For example, in 1993, Allama Azizul Haque and Mufti Fazlul Haque Amini came into prominence by leading a long march protest over the demolition of Babri Masjid in India. The next year they fomented protests against writer Taslima Nasrin, forcing her to flee the country, which made international headlines.
In February 2001, the IOJ took to the streets against a High Court verdict banning fatwa. These parties have long demanded to declare Ahmadiya community as non-Muslim and formulate a blasphemy law. In addition, they have taken issues with secularism, secular education policy, sculptures, candle-lighting, atheism, the depiction of Prophet Muhammad (pbuh), the portrayal of religious leaders in the mass media, mixing of males and females, etc.
These parties seem to have an issue with women, too. In 2009, for example, Mufti Amini harshly criticised the government's “Women Development Policy” as anti-Islamic. In fact, many believe the agitation over the issue resulted in Hefajat-e-Islam, which remained in hibernation until 2013. Several incendiary remarks of Allama Shafi, the chief of Hefajat, about women also caused an uproar. The government's insistence on lowering the age requirement for girls' marriage was also in line with Hefajat's demands.
While the AL government initially resisted those demands, the authorities have recently acted favourably to these groups. For example, the textbooks were significantly changed to conform to their demands. In April 2017, when the then Chief Justice, Surendra Kumar Sinha, installed a statue of Lady Justice in front of the Supreme Court, a group of Islamist parties waged protests. The prime minister supported their calls, forcing the chief justice to relocate the statue to a less prominent position.

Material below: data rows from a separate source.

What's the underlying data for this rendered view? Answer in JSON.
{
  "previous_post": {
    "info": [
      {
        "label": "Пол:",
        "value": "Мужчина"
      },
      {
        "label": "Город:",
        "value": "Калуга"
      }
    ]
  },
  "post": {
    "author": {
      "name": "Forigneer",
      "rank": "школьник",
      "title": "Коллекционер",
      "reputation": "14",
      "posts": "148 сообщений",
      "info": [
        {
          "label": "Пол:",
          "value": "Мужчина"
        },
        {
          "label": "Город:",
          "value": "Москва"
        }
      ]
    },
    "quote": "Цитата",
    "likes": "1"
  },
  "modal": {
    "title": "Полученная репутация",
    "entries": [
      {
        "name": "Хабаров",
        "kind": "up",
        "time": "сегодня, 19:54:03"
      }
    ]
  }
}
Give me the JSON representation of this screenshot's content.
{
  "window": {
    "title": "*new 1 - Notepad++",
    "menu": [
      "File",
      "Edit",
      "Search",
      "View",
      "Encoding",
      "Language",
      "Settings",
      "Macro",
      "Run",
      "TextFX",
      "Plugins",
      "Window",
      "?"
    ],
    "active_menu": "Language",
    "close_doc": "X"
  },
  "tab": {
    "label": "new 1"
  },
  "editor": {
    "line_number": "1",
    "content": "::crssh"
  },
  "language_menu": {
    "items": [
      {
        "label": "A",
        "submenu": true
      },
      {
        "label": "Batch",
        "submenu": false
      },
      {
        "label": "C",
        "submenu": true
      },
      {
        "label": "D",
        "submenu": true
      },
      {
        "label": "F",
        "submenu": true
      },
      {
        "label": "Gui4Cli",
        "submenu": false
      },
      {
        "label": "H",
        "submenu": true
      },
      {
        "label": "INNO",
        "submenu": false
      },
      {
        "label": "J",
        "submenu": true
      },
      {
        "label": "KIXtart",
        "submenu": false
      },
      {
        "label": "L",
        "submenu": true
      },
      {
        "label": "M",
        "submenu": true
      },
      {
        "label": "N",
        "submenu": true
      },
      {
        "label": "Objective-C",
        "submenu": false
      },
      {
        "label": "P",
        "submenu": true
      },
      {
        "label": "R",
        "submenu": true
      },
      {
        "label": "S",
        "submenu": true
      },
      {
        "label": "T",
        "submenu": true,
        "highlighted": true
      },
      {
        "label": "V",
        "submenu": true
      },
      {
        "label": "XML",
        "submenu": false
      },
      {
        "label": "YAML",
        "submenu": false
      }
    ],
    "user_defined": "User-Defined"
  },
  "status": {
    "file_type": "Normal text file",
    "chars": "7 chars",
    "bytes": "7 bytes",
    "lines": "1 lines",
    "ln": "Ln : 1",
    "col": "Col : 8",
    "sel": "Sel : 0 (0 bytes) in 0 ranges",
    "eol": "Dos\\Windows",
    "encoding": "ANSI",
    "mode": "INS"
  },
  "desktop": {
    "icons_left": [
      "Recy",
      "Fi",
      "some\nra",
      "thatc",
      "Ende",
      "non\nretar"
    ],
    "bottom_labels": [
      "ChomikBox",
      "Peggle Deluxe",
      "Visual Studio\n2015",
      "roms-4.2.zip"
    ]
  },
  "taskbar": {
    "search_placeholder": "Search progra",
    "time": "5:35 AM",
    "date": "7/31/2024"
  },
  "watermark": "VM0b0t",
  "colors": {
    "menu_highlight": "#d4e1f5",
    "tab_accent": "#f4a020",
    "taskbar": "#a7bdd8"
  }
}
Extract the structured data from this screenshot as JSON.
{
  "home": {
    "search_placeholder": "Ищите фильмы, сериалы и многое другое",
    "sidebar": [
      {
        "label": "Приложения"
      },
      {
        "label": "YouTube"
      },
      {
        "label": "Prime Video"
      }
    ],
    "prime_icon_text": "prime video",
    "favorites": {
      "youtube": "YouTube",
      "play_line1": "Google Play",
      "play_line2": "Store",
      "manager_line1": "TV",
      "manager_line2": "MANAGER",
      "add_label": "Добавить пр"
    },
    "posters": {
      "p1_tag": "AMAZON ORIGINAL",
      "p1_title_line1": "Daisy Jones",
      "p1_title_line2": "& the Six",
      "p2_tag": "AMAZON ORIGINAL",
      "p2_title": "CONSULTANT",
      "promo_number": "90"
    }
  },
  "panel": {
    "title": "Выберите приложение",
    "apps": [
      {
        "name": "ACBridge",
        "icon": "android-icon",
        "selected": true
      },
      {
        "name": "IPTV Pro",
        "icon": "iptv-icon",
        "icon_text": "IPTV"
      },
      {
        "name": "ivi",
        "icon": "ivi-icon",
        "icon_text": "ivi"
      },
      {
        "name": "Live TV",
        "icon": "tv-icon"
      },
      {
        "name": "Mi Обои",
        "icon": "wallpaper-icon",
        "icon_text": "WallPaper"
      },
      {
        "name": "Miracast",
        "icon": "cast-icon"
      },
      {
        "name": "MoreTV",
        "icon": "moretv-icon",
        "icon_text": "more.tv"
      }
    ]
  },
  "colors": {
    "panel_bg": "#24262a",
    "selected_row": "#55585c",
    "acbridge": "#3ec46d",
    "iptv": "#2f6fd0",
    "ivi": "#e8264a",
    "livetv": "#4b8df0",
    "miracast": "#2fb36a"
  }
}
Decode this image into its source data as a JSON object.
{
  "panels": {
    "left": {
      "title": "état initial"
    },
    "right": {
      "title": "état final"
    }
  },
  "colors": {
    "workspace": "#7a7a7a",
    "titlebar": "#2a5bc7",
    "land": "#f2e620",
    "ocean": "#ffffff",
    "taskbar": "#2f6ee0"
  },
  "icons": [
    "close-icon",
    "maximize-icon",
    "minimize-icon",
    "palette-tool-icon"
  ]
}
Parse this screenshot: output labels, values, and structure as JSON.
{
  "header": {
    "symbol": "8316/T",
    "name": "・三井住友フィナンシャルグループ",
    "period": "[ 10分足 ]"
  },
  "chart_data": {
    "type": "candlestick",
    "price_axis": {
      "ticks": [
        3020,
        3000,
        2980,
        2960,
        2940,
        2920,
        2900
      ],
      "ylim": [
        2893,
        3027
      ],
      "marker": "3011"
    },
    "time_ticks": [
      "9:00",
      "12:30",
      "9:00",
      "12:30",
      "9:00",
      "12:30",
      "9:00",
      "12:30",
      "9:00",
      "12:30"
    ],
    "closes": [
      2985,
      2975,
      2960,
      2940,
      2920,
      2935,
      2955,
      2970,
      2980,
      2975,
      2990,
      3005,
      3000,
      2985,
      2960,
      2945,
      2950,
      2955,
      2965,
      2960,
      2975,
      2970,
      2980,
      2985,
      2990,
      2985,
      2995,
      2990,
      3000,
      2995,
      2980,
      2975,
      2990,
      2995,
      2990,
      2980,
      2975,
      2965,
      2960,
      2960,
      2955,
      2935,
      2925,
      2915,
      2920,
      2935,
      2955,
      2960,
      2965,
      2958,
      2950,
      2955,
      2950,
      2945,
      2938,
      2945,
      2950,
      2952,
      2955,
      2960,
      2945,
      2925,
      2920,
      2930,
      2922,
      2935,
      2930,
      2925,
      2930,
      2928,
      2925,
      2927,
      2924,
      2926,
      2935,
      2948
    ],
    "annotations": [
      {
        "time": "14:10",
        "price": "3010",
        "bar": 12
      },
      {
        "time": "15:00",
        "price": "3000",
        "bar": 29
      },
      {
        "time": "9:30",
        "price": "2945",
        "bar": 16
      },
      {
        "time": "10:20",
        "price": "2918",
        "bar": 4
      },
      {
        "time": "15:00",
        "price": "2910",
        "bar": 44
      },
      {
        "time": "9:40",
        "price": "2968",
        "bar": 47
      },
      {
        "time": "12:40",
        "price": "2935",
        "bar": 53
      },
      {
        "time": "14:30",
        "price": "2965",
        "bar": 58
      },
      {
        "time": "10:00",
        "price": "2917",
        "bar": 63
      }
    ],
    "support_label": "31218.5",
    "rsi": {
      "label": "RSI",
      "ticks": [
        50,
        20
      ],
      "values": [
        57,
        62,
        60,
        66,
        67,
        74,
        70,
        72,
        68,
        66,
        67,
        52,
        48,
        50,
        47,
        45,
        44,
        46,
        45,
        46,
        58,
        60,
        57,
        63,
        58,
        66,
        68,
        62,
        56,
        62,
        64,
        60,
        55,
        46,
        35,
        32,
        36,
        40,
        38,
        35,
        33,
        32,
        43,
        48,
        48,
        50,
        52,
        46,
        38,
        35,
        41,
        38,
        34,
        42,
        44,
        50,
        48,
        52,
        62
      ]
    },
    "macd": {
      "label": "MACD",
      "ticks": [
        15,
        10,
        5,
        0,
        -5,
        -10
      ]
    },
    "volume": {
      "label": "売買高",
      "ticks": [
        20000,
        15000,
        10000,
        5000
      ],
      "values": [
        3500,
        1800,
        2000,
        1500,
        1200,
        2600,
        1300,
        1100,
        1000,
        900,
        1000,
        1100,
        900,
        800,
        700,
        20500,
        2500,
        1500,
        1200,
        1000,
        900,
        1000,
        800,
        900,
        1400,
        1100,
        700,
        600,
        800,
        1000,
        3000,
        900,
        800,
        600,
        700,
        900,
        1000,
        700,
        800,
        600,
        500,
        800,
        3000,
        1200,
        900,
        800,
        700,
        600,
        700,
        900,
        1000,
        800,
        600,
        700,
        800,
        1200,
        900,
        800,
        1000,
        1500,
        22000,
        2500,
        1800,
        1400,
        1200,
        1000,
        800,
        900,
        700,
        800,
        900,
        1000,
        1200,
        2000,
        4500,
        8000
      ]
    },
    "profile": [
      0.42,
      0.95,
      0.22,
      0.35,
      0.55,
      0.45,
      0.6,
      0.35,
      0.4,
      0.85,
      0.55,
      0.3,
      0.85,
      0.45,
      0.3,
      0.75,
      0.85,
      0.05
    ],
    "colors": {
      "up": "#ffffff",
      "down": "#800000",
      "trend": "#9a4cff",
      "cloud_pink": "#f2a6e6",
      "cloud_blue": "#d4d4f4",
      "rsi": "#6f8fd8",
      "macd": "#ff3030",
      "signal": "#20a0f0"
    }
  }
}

Unlike in 2006, when Awami League's apparent ties with Khelafat Majlish upset the party’s secular supporter base, the close proximity between Hefajat and AL has been met with silent approval from many of the latter’s supporters, who see the association as a political necessity. Ironically, the group that’s taking heat from their supporters this time is Hefajat.
While enthusiastically attended by its chief Allama Shafi, a number of influential leaders—including its senior vice president, the secretary and several vice presidents, and Dhaka unit chief—of the group abstained from the ‘thanksgiving’ rally. Both Muhibullah Babunagari, the senior vice president, and Zunaid Babunagari, the secretary general, released separate scathing public statements before and after the rally.
As indicated by the internal infighting, Hefajat may soon face a split andfind many of its supporters disillusioned with it, in particular, and religion based politics, in general.
Nazmul Ahasan is a member of the editorial team at The Daily Star.